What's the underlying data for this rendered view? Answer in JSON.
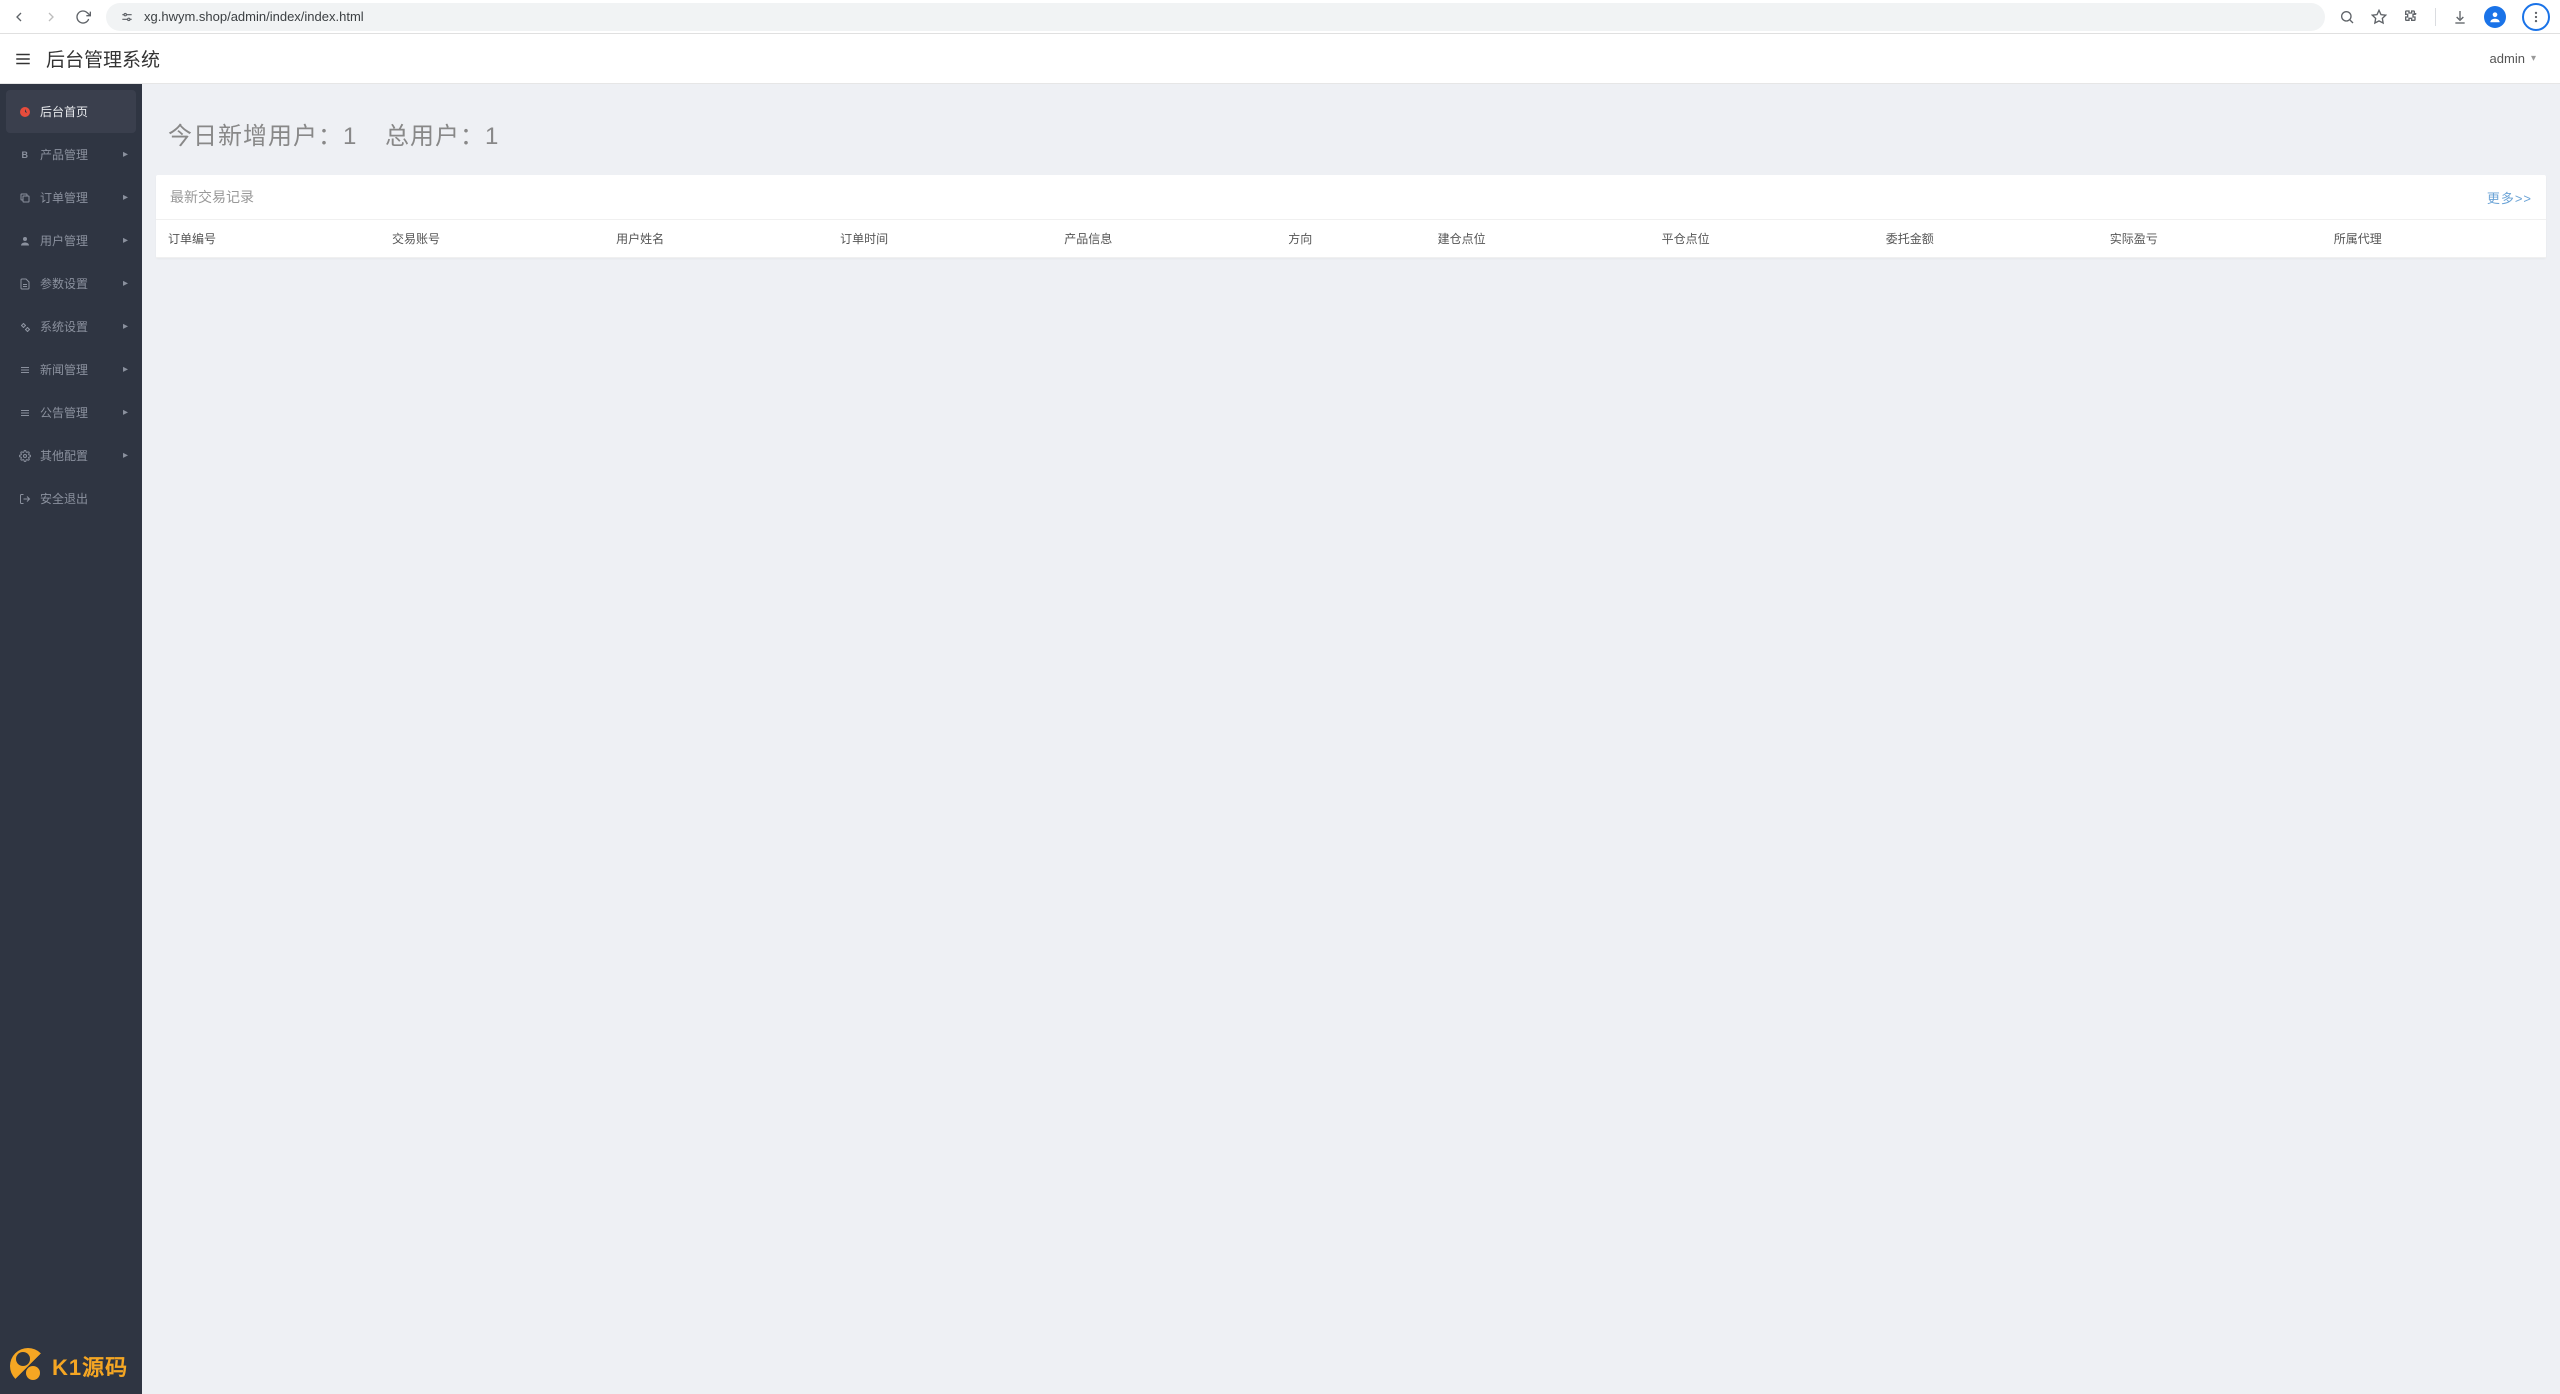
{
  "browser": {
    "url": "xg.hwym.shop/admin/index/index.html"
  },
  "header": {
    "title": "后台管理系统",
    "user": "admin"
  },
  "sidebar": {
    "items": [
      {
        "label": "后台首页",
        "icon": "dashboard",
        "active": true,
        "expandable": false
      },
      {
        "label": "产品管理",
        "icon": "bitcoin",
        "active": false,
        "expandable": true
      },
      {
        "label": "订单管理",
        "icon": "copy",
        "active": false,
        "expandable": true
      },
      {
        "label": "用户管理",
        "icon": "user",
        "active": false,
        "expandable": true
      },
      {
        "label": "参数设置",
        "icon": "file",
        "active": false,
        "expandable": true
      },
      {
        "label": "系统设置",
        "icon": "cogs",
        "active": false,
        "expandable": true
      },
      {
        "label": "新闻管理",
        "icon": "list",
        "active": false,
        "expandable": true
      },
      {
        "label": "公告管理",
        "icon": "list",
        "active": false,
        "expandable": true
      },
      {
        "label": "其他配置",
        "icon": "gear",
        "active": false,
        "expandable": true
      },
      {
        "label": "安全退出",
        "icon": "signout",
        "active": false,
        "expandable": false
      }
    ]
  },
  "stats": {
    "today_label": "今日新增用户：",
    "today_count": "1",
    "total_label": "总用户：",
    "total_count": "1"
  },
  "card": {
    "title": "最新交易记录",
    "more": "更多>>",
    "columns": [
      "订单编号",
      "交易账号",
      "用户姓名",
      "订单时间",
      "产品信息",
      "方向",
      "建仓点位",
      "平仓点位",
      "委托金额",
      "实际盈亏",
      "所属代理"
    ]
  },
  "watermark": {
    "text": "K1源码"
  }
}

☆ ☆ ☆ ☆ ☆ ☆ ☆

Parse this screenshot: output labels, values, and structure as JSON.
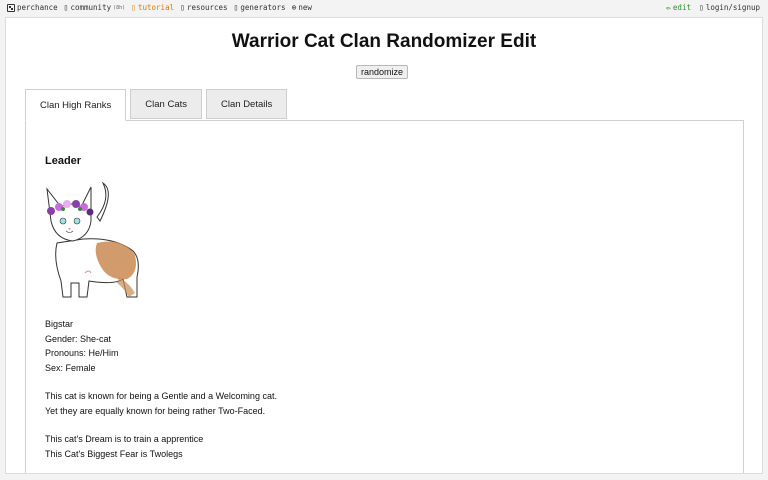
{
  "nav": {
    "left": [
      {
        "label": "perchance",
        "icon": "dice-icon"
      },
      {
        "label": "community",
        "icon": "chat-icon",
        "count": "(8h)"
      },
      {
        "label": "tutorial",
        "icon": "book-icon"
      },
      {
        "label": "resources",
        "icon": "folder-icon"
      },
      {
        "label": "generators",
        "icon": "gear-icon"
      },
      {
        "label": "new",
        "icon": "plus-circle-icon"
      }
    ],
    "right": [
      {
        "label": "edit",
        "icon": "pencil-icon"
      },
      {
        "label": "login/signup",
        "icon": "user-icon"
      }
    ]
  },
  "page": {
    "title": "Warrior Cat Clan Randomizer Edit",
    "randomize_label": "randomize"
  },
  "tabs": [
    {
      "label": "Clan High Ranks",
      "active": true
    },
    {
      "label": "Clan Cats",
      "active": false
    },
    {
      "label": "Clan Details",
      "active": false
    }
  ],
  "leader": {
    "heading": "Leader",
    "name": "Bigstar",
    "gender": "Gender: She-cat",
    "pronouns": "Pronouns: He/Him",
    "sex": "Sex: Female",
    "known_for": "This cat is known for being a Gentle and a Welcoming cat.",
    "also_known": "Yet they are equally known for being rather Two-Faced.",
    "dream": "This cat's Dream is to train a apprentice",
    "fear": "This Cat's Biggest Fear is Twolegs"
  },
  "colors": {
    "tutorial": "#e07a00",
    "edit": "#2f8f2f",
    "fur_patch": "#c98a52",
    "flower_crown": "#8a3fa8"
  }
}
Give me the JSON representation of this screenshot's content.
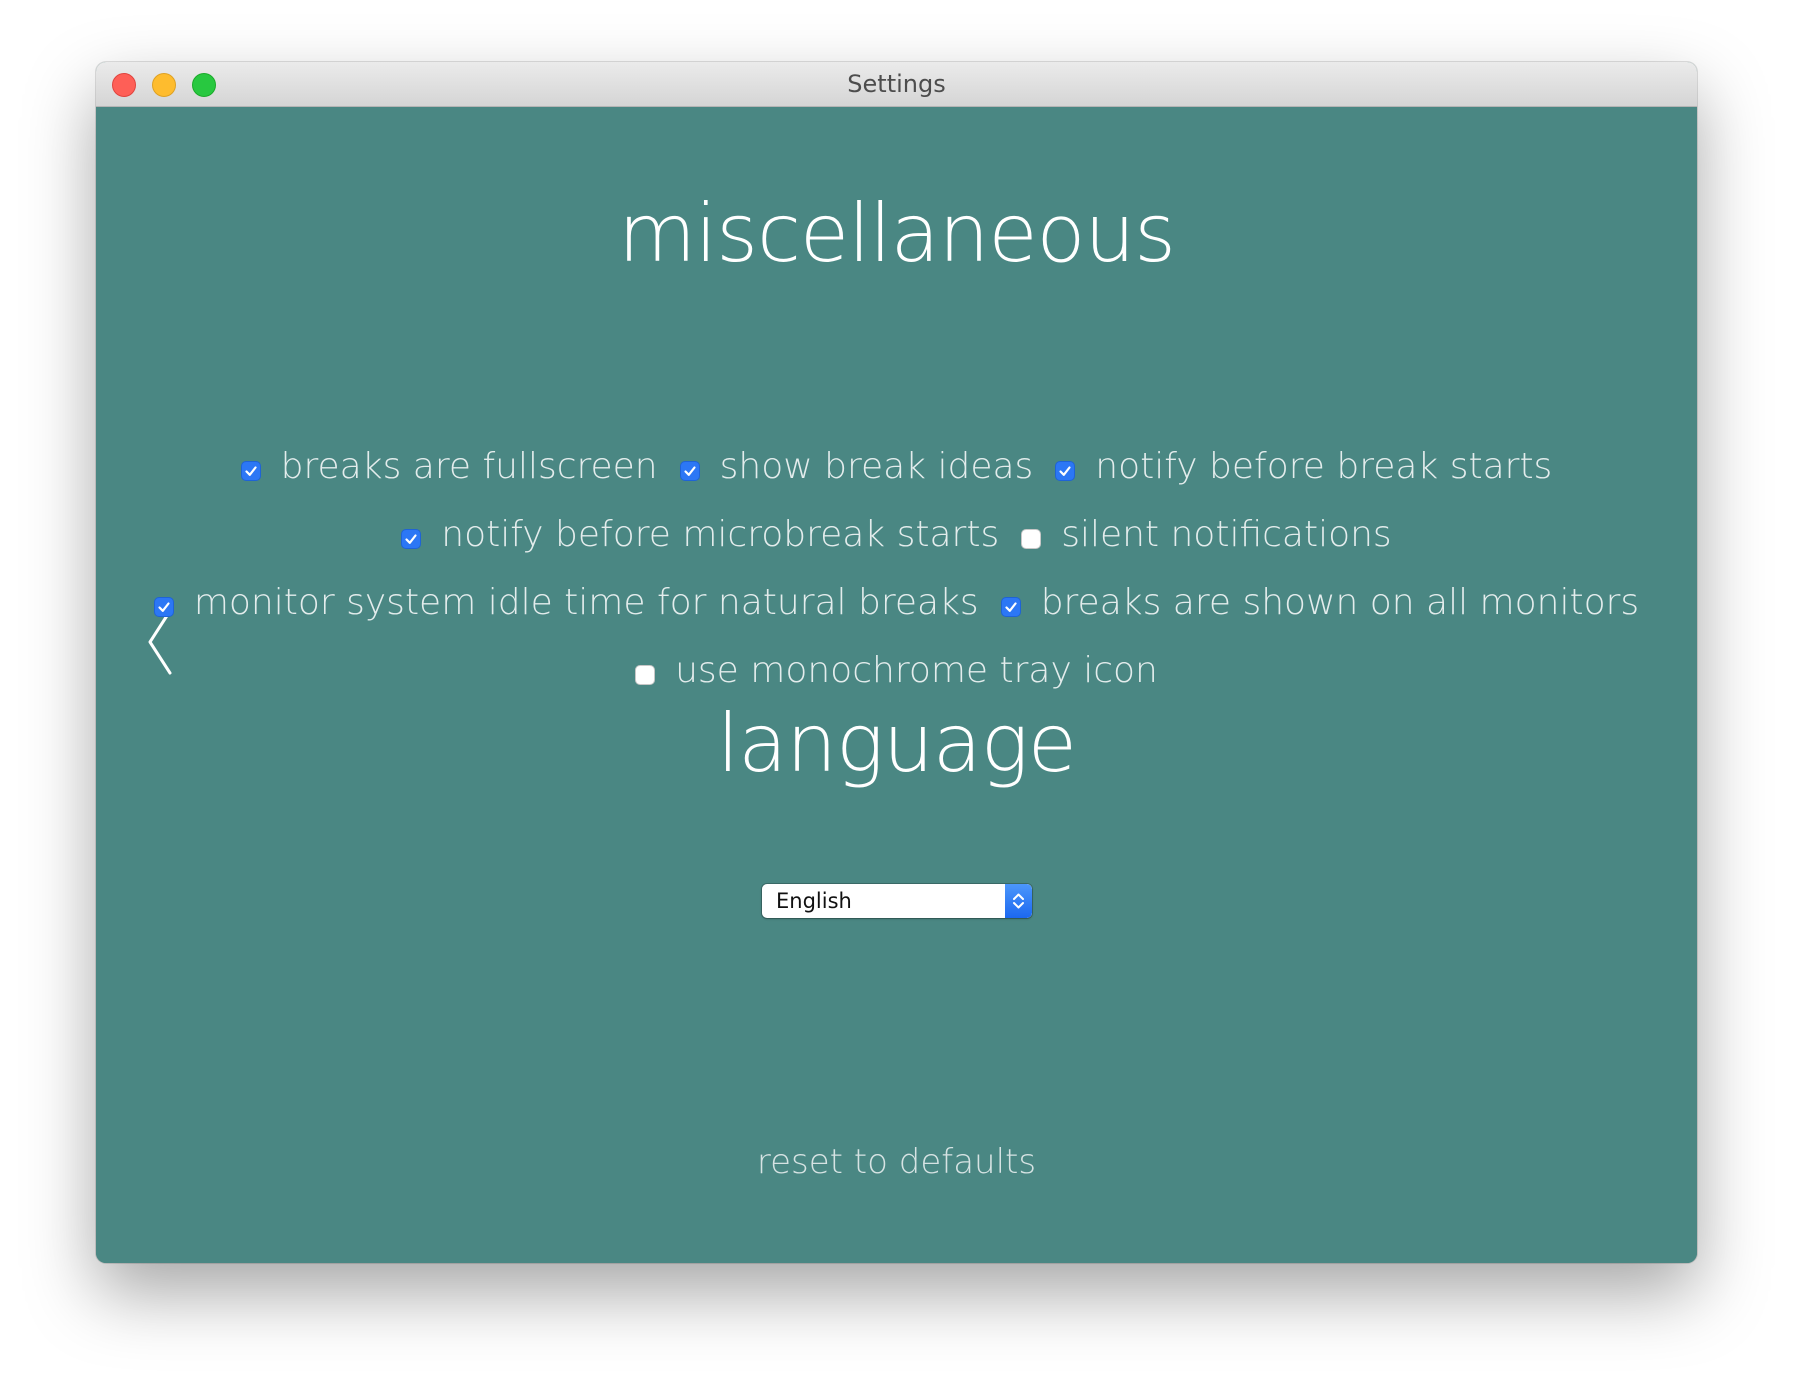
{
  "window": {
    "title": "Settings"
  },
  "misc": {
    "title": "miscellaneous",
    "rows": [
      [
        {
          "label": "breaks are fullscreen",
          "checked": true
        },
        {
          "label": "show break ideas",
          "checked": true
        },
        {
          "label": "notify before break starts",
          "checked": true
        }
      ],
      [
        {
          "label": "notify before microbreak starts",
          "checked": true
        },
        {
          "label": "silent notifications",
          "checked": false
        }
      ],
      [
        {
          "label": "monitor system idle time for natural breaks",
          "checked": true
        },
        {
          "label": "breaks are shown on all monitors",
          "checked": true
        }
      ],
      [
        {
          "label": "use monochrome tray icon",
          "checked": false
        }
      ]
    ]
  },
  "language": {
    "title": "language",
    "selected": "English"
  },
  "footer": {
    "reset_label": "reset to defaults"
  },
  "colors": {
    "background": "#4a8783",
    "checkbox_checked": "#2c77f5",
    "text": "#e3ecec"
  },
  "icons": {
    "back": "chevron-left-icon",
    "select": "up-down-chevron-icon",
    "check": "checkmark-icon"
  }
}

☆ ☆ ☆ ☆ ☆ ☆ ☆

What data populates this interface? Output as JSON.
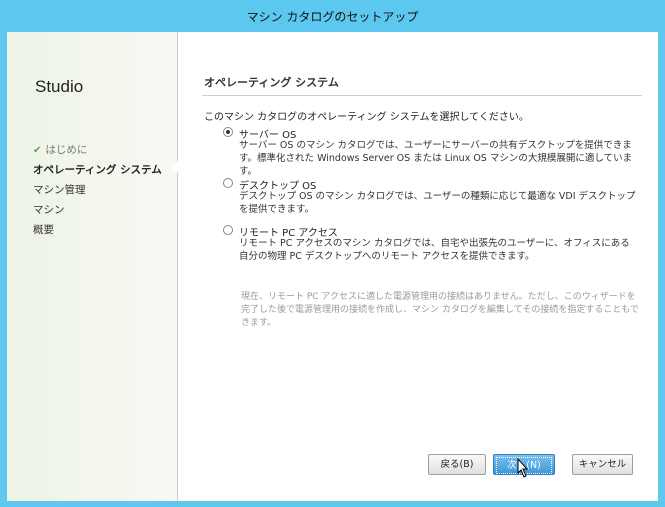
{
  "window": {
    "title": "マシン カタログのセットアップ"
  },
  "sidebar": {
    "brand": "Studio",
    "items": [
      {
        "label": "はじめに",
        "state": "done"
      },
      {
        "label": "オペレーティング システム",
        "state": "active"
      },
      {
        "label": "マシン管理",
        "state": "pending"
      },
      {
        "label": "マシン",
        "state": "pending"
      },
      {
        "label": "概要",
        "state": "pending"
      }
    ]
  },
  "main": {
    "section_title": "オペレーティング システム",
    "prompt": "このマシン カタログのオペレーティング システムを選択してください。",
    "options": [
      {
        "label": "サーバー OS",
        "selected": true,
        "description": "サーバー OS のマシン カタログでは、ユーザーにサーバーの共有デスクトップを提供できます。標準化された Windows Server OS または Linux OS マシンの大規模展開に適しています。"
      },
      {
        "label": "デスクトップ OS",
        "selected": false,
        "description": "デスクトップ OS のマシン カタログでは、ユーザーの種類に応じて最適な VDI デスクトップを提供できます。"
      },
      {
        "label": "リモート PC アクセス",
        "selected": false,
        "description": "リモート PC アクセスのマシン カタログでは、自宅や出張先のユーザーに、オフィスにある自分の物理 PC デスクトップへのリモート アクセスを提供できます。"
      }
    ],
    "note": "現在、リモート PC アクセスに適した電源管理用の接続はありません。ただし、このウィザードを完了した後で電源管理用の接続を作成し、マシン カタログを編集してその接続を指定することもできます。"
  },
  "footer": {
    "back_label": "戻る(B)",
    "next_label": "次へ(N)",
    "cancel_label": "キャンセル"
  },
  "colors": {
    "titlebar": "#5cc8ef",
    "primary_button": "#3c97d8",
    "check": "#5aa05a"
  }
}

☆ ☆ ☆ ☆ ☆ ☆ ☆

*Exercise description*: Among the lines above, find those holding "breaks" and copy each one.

*Response*:
          "label": "breaks are fullscreen",
          "label": "monitor system idle time for natural breaks",
          "label": "breaks are shown on all monitors",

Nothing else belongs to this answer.